*** Opening of Provided records ***

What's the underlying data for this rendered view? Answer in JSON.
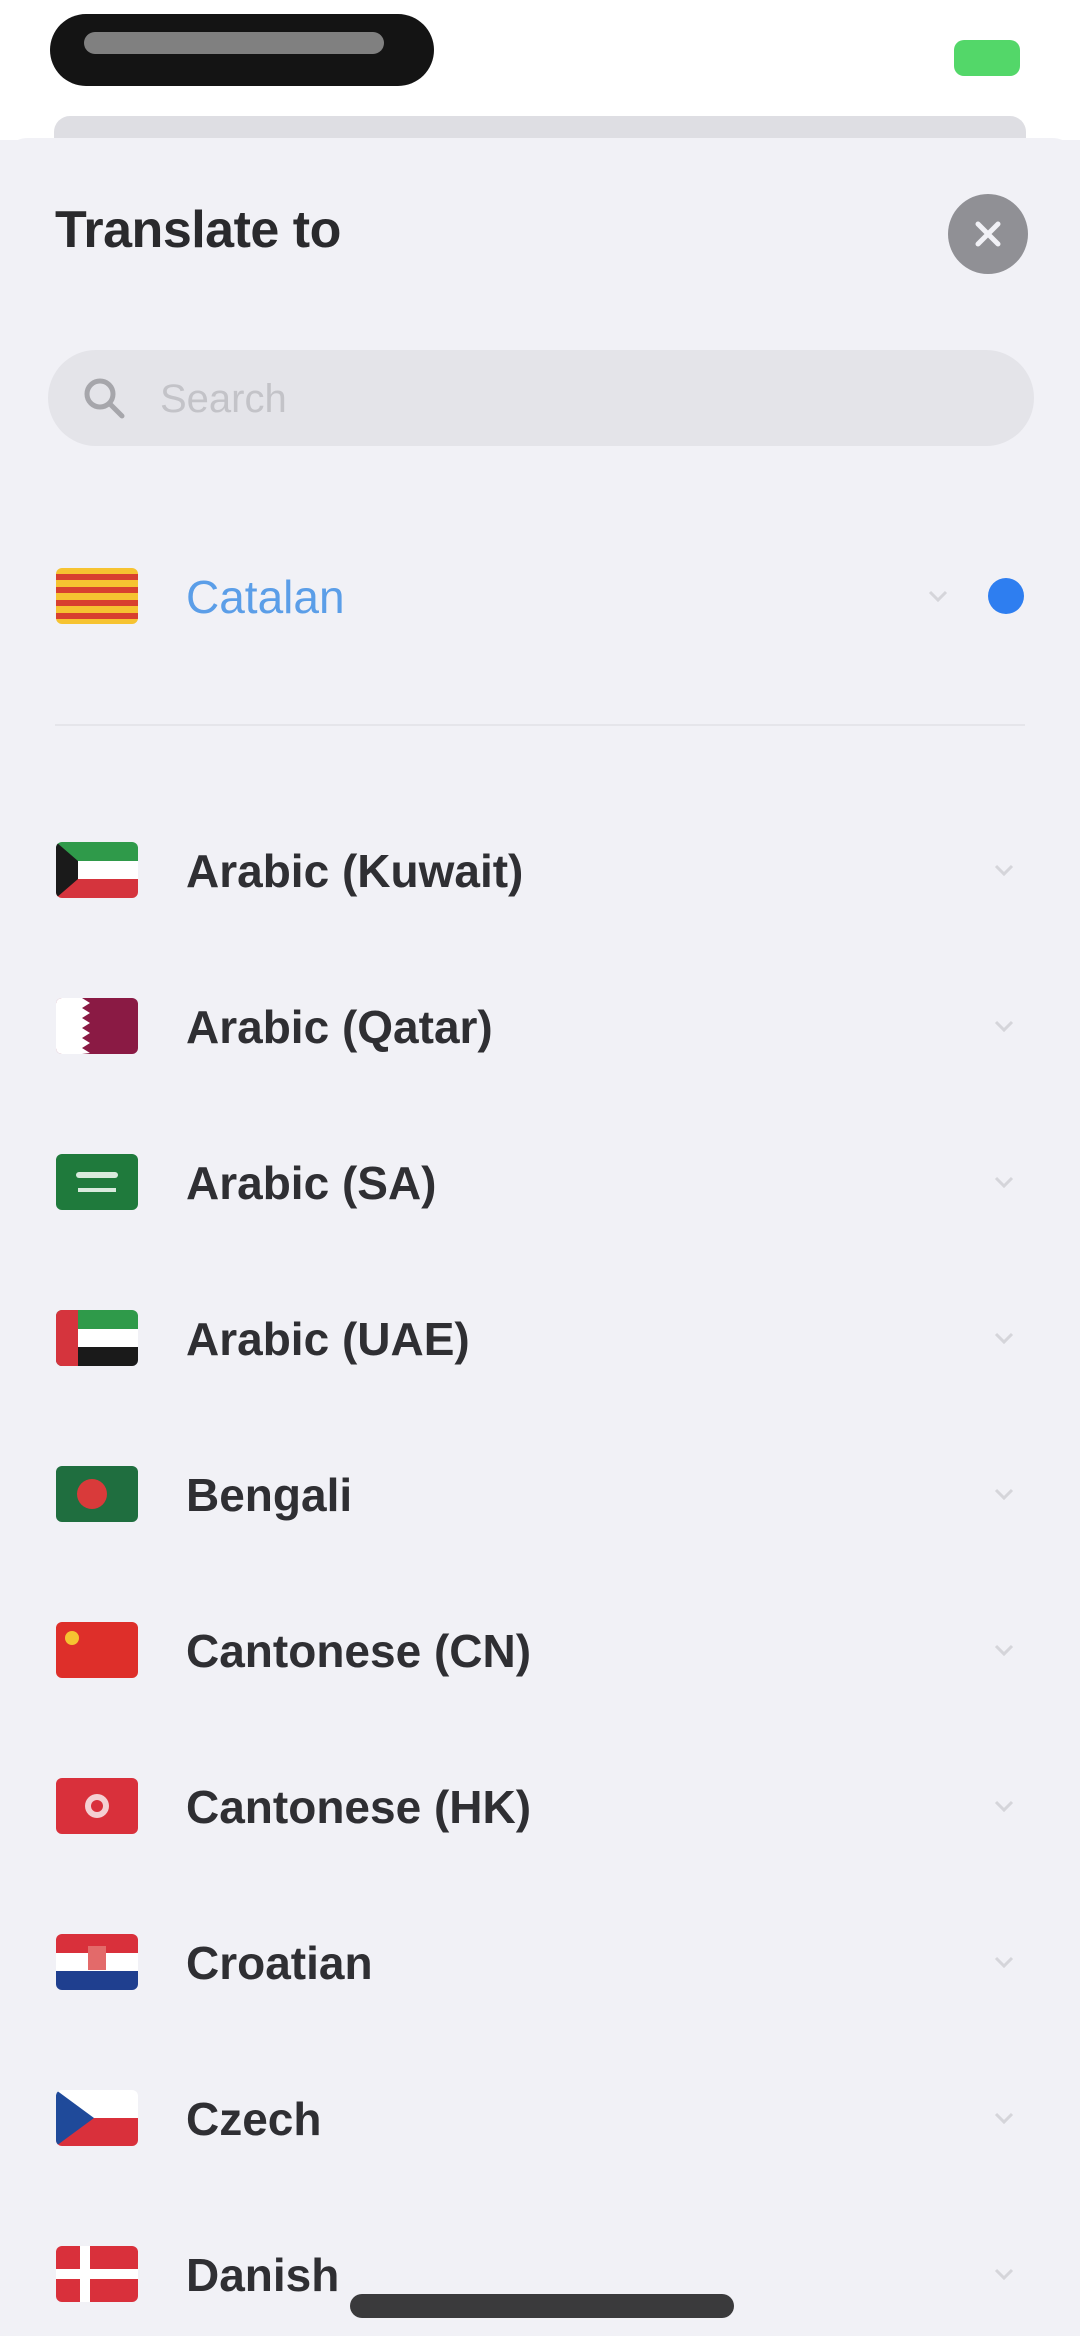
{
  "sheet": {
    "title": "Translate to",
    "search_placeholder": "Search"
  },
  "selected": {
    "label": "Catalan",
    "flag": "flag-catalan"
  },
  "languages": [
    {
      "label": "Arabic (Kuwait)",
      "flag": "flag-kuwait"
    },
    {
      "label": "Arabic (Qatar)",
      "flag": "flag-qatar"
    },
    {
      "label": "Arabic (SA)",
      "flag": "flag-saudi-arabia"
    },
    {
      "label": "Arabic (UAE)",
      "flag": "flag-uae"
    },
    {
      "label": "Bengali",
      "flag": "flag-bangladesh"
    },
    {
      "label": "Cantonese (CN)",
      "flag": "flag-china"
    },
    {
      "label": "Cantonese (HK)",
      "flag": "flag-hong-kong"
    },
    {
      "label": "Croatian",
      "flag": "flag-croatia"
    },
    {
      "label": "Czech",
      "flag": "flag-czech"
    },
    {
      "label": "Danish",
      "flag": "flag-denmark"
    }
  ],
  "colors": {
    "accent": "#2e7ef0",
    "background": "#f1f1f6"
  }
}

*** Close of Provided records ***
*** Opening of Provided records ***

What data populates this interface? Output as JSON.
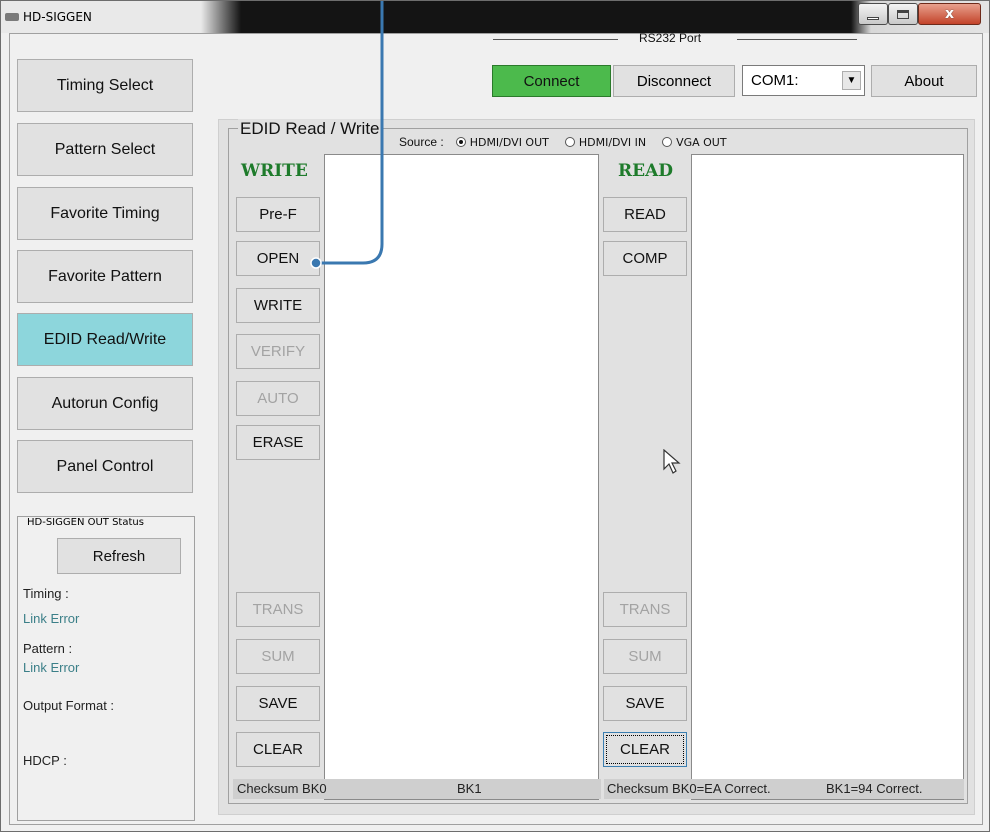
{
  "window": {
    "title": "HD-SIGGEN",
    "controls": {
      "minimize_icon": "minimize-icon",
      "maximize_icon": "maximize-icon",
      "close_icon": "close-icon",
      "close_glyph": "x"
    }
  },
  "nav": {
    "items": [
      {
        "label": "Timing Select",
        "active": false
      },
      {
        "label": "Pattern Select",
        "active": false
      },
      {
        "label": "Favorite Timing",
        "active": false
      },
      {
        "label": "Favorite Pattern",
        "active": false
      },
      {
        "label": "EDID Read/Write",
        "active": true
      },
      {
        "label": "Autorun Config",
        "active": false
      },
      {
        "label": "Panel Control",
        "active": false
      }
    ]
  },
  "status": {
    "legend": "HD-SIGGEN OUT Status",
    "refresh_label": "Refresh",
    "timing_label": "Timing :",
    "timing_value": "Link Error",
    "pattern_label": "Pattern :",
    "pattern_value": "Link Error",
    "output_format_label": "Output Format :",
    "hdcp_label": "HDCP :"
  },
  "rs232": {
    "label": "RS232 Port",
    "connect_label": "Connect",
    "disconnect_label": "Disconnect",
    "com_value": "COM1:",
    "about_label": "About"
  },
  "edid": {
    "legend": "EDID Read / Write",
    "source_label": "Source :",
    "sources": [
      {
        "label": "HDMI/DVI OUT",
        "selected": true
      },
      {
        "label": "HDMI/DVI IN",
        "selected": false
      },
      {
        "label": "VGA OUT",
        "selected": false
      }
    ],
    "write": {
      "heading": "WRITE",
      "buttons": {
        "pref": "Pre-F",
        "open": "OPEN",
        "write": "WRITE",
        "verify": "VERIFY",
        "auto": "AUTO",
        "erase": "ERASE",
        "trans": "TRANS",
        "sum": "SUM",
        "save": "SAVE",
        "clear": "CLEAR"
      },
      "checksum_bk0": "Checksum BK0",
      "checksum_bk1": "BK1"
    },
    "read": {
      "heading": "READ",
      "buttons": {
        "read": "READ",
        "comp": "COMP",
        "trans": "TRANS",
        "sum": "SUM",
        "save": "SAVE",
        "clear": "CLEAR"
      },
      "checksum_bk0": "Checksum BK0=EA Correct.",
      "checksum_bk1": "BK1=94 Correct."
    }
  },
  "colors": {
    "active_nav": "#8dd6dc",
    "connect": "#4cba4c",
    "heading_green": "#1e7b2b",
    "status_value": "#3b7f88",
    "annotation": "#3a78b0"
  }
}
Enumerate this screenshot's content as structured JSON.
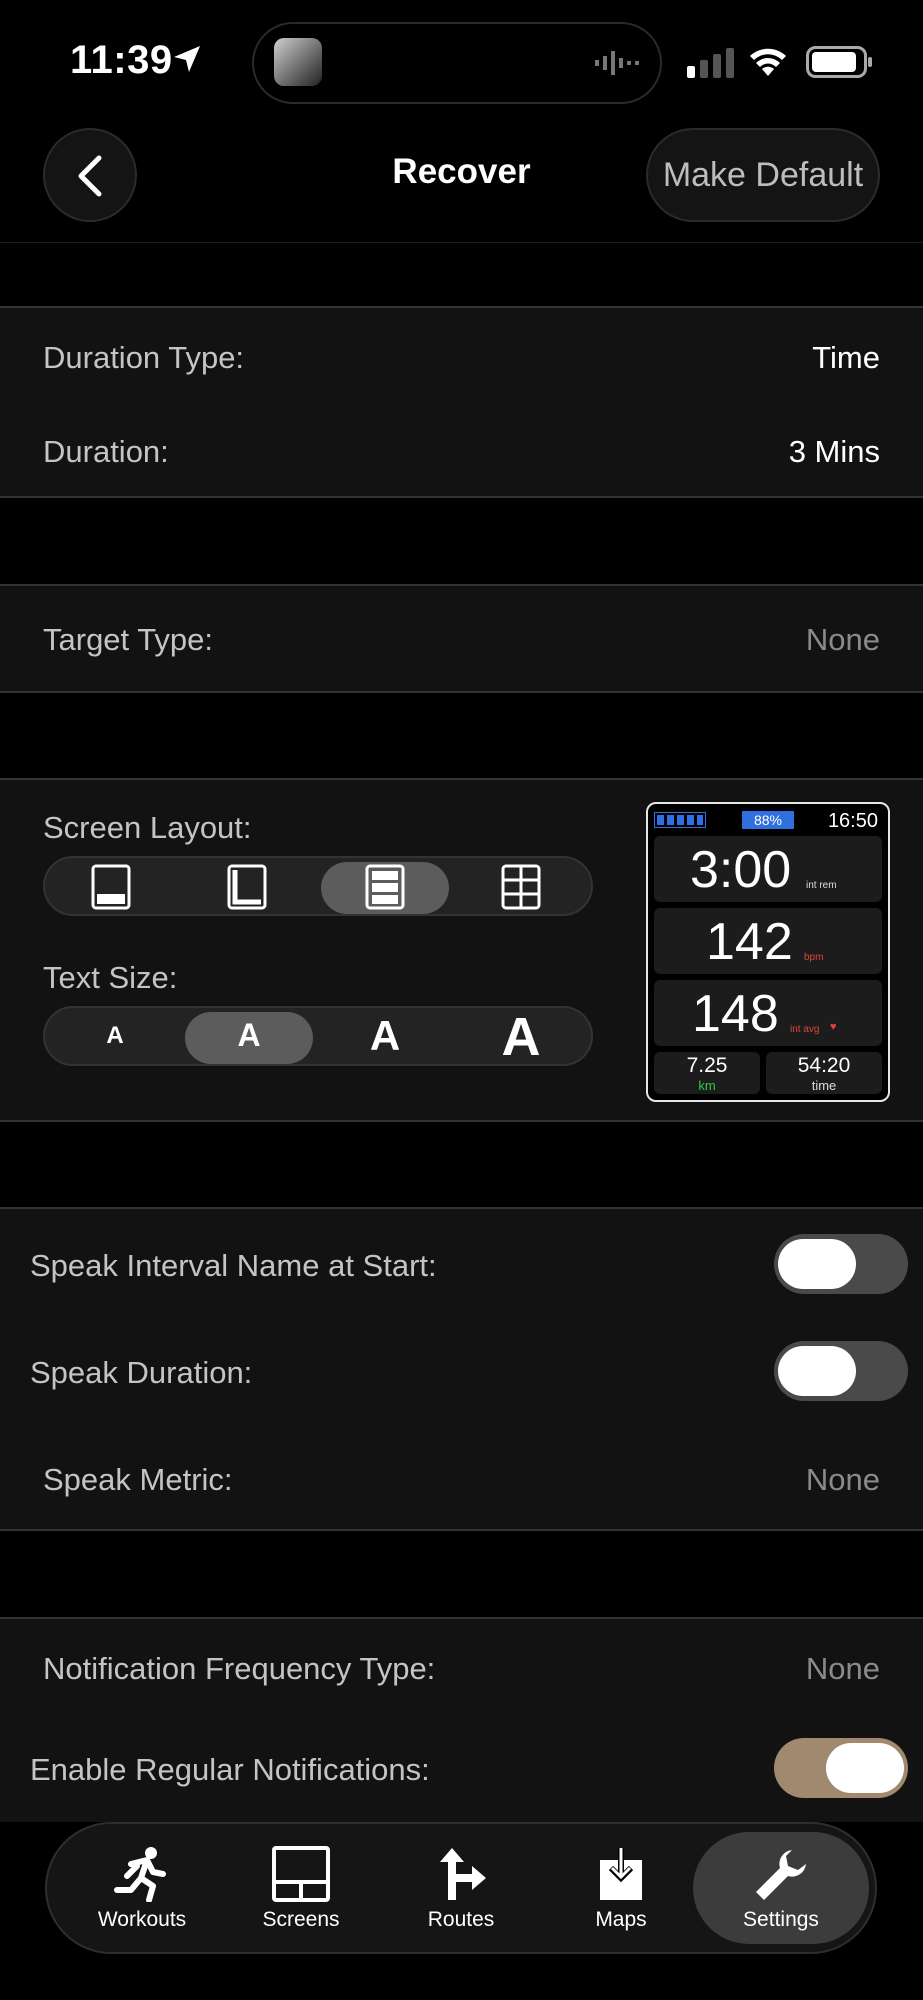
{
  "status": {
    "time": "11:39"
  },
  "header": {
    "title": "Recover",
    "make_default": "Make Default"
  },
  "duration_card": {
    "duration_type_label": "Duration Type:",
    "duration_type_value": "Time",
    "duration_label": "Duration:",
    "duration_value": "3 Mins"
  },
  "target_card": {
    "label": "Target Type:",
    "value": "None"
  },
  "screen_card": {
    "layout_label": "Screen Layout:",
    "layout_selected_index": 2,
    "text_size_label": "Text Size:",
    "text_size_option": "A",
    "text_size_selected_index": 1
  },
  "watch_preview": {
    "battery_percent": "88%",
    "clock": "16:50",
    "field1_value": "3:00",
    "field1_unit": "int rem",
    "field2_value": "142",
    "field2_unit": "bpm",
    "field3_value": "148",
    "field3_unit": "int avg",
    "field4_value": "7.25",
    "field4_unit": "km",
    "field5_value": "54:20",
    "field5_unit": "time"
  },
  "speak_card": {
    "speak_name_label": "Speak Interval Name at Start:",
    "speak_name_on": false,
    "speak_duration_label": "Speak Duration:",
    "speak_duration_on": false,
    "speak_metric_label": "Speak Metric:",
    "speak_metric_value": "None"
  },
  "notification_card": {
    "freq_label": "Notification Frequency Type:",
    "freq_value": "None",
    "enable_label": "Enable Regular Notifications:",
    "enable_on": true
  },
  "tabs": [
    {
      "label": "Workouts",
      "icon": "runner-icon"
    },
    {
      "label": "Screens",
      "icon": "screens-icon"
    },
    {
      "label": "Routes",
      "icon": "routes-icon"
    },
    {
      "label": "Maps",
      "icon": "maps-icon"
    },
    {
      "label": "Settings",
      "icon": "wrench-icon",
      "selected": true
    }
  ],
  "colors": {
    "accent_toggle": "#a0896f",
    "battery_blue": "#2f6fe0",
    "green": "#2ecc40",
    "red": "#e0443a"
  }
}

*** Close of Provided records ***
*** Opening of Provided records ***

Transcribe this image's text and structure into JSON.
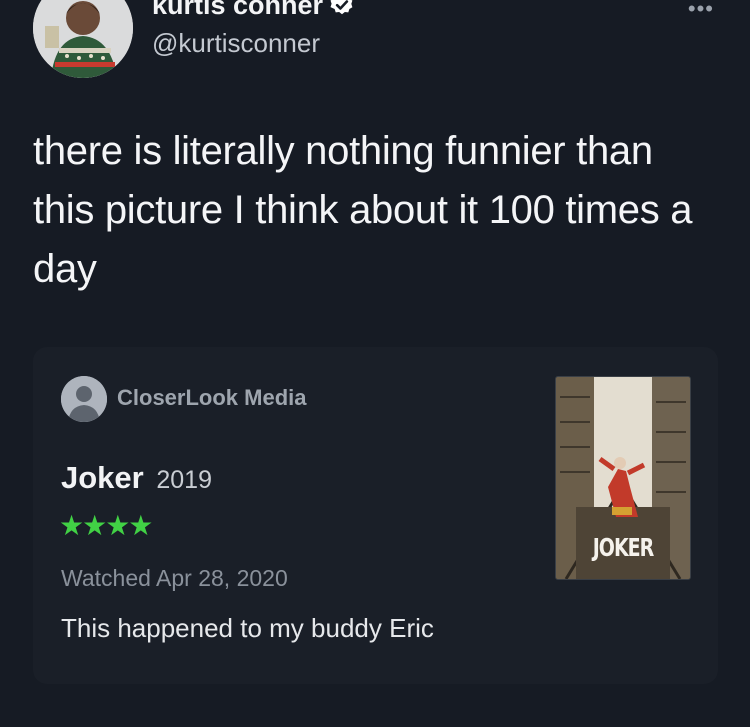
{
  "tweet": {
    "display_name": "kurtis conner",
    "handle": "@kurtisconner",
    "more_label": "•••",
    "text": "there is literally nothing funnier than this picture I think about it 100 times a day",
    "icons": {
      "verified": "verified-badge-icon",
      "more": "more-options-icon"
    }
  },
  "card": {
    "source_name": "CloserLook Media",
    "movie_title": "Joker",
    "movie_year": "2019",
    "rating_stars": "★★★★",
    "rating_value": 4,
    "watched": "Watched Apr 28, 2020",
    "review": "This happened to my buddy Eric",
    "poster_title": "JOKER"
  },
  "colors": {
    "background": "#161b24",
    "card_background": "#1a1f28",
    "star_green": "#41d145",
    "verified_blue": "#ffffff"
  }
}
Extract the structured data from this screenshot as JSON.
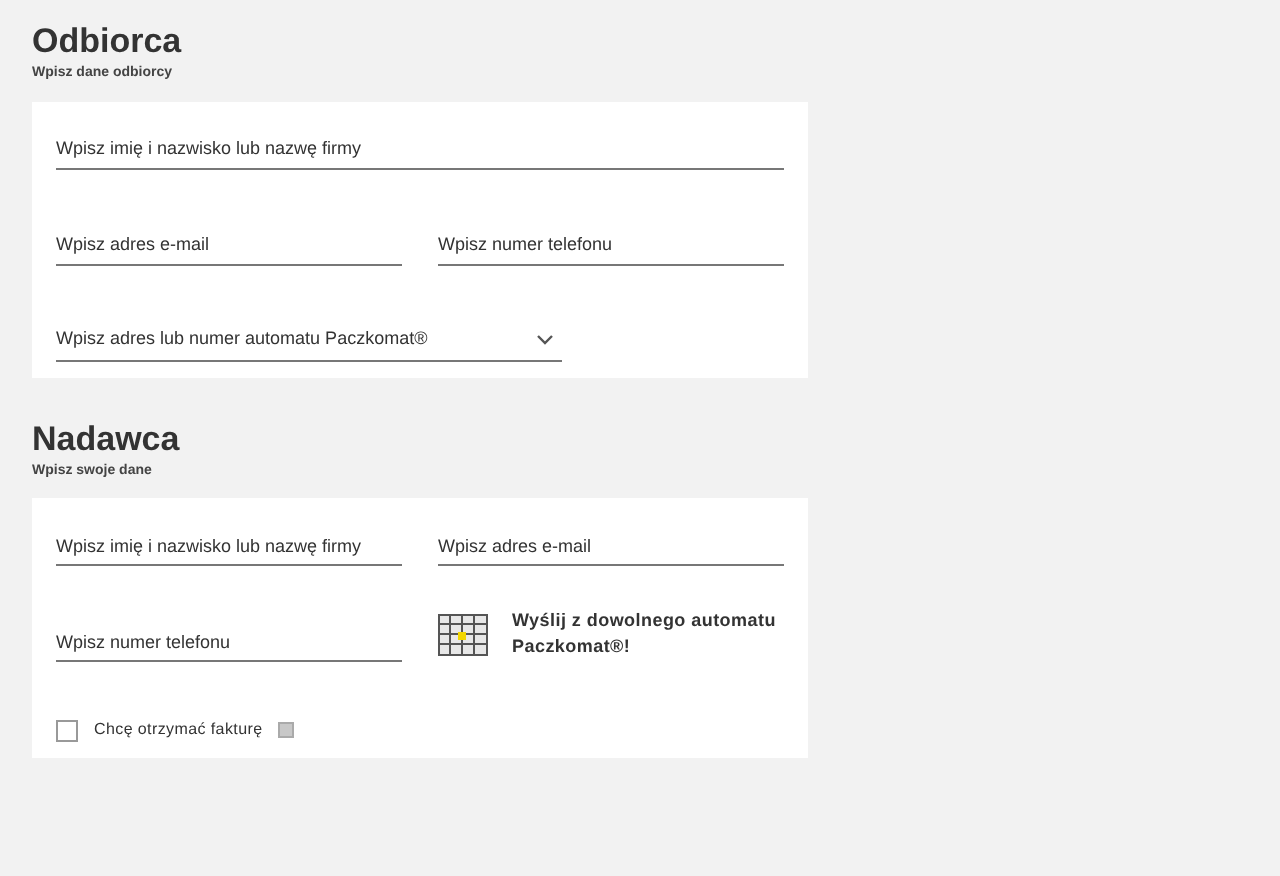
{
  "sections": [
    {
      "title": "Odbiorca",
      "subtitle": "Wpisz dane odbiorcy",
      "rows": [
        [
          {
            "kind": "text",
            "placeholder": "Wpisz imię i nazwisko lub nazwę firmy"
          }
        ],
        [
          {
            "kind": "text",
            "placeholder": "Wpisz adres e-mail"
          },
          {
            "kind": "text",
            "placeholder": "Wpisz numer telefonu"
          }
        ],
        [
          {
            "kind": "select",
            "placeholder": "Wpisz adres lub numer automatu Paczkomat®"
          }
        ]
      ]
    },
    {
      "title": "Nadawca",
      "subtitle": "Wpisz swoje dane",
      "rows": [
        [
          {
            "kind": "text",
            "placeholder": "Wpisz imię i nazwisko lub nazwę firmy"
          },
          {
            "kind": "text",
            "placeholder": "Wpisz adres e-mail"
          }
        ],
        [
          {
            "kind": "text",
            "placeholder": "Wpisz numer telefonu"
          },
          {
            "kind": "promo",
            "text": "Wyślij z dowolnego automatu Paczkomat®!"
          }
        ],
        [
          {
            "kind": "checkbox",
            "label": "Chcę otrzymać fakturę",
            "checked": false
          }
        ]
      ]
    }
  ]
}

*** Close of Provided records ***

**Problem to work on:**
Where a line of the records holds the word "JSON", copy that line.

**Output:**
What's the underlying data for this rendered view? Answer in JSON.
What data populates this interface? Output as JSON.
Enumerate this screenshot's content as structured JSON.
Transcribe this image's text and structure into JSON.
Extract the structured data from this screenshot as JSON.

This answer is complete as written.